Greedy relatives ripping off retirees as Human Rights Commission issues guide on how to protect against fraud
BEN PIKE CAREERONE NATIONAL DEPUTY EDITOR
From: News Limited Network
July 30, 2013
THOUSANDS of retirees are being swindled out of their savings and kicked out of their homes by money-hungry relatives keen to cash in on their ageing parents' fear and confusion.
Deteriorating housing affordability and a growing sense of entitlement among spoiled children are cited as reasons for the growing trend called elderly financial abuse.
The trend has prompted the Human Rights Commission to release an official guide on how retirees can protect themselves from their own blood.
The average Australian couple over 65 is worth of $1.1 million, Australian Bureau of Statistics figures show, and Age Discrimination Commissioner Susan Ryan said as families have become richer they have become greedier.
"There are tragic stories of families ripping off their older family members," she said.
"The ageing population is like a bait to people who want to do this sort of thing.
"As we have more and more people reaching the age where they can access their super - more and more people are retiring in their 60s - the sharks are out there know this. I find that very repugnant.
"From the limited data we have available I estimate that thousands of elderly people would have been exposed to financial abuse from their relatives at some point."
Ms Ryan added that previous generations of Australian parents never suffered the same level of financial abuse because "our parents didn't have any assets".
"It's the general climate where people feel that they need more material assets than a previous generations and the cost of housing is becoming more unaffordable," she said.
"When I first learned about this financial abuse it was my motive to try to get some really accessible information into the hands of people and not wait until something bad happens."
House prices have risen nearly 150 per cent over the past decade while earnings have increased by just over 50 per cent, according to THE AMP-NATSEM Income and Wealth Report.
The Aged-Care Rights Service receives thousands of calls for help from distressed elderly people every year and CEO Russell Westacott said the problem is hidden because victims don't want to alert the authorities.
"Seventy-five per cent of the instances of financial abuse we get are related to family members," he said.
"Almost always there is someone in the family bullying mum or dad. Then they may even be bullying their other brothers or sisters to a point where they don't know what is going on."
Since the NSW Elder Abuse Helpline and Resource Unit was established in February this year nearly 300 calls have been received and over 200 have related to abuse calls.
"Sons, daughters and spouses were identified as primarily responsible for abuse," an organisation spokeswoman said.
TOP 5 TIPS TO PROTECTING YOUR ASSETS
1. Get independent legal advice. Never sign any legal documents under pressure without getting
advice about the consequences of signing. You always have a right to get your own independent legal advice.
2. Know what is at stake. If you use your home as security for a loan, you risk losing your home and potentially being made bankrupt.

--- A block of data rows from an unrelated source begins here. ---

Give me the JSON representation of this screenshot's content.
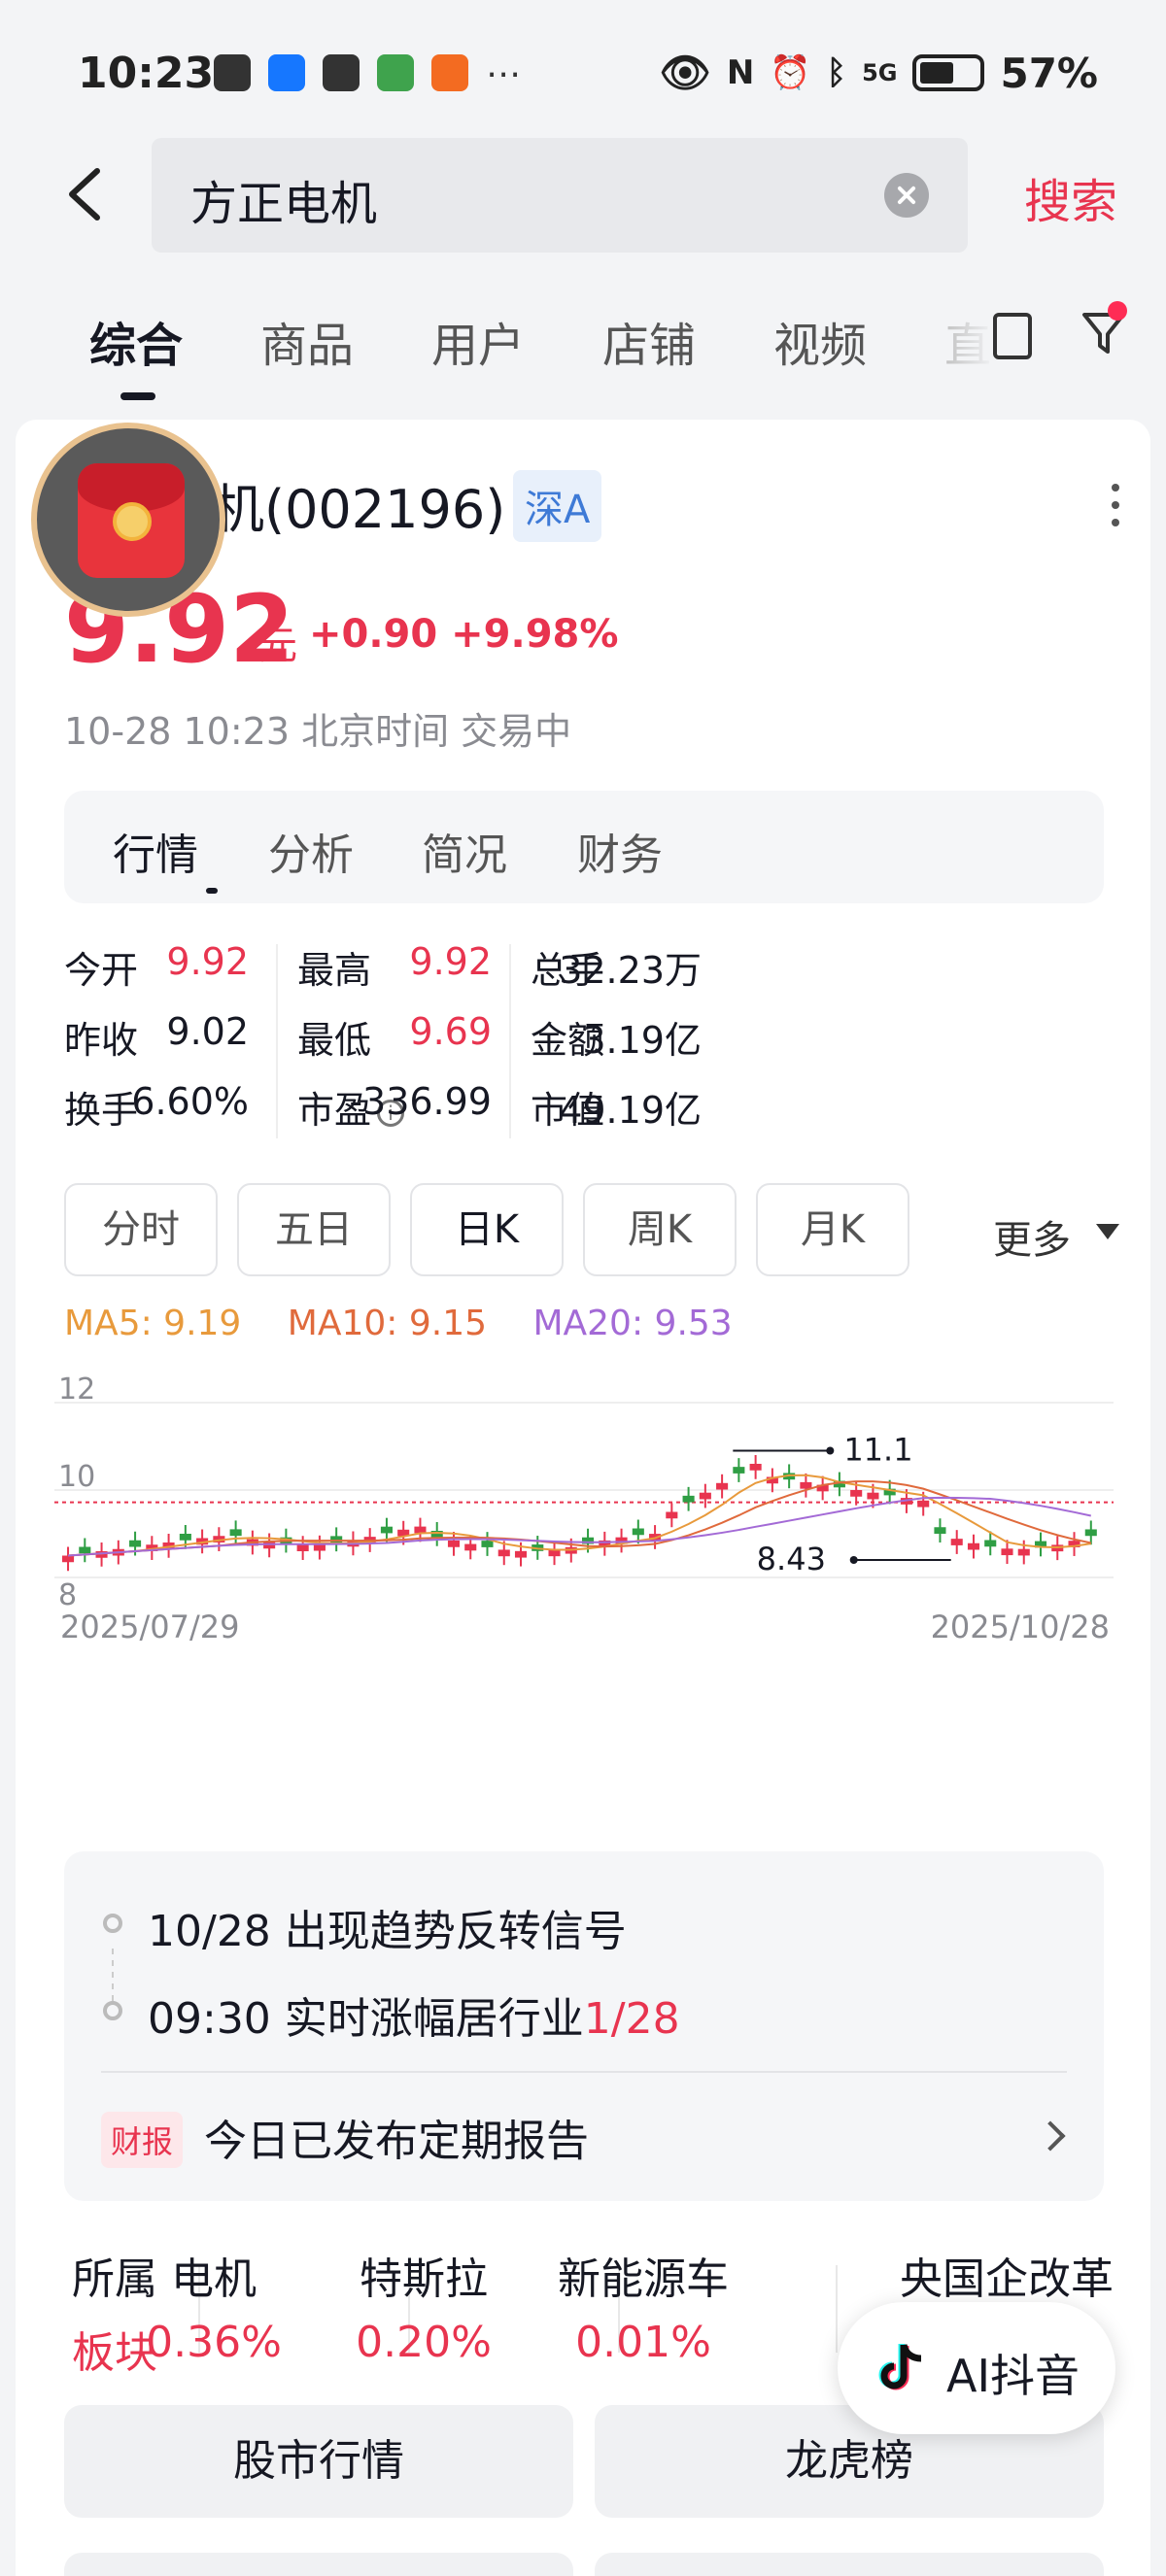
{
  "status_bar": {
    "time": "10:23",
    "battery": "57%",
    "network": "5G"
  },
  "search": {
    "query": "方正电机",
    "button": "搜索"
  },
  "tabs": [
    {
      "label": "综合"
    },
    {
      "label": "商品"
    },
    {
      "label": "用户"
    },
    {
      "label": "店铺"
    },
    {
      "label": "视频"
    },
    {
      "label": "直"
    }
  ],
  "stock": {
    "name": "方正电机(002196)",
    "name_visible": "方正电机(002196)",
    "market": "深A",
    "price": "9.92",
    "unit": "元",
    "change": "+0.90",
    "change_pct": "+9.98%",
    "time_status": "10-28 10:23 北京时间 交易中"
  },
  "subtabs": [
    {
      "label": "行情"
    },
    {
      "label": "分析"
    },
    {
      "label": "简况"
    },
    {
      "label": "财务"
    }
  ],
  "stats": {
    "col1": [
      {
        "label": "今开",
        "value": "9.92"
      },
      {
        "label": "昨收",
        "value": "9.02"
      },
      {
        "label": "换手",
        "value": "6.60%"
      }
    ],
    "col2": [
      {
        "label": "最高",
        "value": "9.92"
      },
      {
        "label": "最低",
        "value": "9.69"
      },
      {
        "label": "市盈",
        "value": "-336.99"
      }
    ],
    "col3": [
      {
        "label": "总手",
        "value": "32.23万"
      },
      {
        "label": "金额",
        "value": "3.19亿"
      },
      {
        "label": "市值",
        "value": "49.19亿"
      }
    ]
  },
  "periods": [
    {
      "label": "分时"
    },
    {
      "label": "五日"
    },
    {
      "label": "日K"
    },
    {
      "label": "周K"
    },
    {
      "label": "月K"
    }
  ],
  "period_more": "更多",
  "ma": {
    "ma5": "MA5: 9.19",
    "ma10": "MA10: 9.15",
    "ma20": "MA20: 9.53"
  },
  "chart_data": {
    "type": "candlestick",
    "ylim": [
      8,
      12
    ],
    "yticks": [
      "12",
      "10",
      "8"
    ],
    "x_start": "2025/07/29",
    "x_end": "2025/10/28",
    "max_label": "11.1",
    "min_label": "8.43",
    "prev_close": 9.02,
    "grid": true,
    "colors": {
      "up": "#e8344f",
      "down": "#2f9e44",
      "ma5": "#e89a3c",
      "ma10": "#e06a3c",
      "ma20": "#a36ad6"
    }
  },
  "signals": [
    {
      "text": "10/28 出现趋势反转信号"
    },
    {
      "text": "09:30 实时涨幅居行业",
      "highlight": "1/28"
    }
  ],
  "report": {
    "badge": "财报",
    "text": "今日已发布定期报告"
  },
  "sectors": [
    {
      "name": "所属",
      "value": "板块"
    },
    {
      "name": "电机",
      "value": "0.36%"
    },
    {
      "name": "特斯拉",
      "value": "0.20%"
    },
    {
      "name": "新能源车",
      "value": "0.01%"
    },
    {
      "name": "央国企改革",
      "value": ""
    }
  ],
  "buttons": [
    {
      "label": "股市行情"
    },
    {
      "label": "龙虎榜"
    }
  ],
  "ai": {
    "label": "AI抖音"
  }
}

3. Think about whether your family or friends can repay money. This is important if you are thinking about acting as a guarantor, loaning money, or taking out a loan in your name for someone else to repay.
4. Get it in writing. If you give money to a friend or family member make it clear in writing whether you intend to give the money as a gift or whether you expect the money to be repaid.
5. Don't be afraid to say no. You always have the right to protect your own financial security by saying no.
Source: Your Rights at Retirement guide, The Human Rights Commission.
Anyone wanting a copy of the guide can contact the Office for Ageing on 1800 729 368.
Click for Updates, More Cases and Resources
Search LABELS for More Resources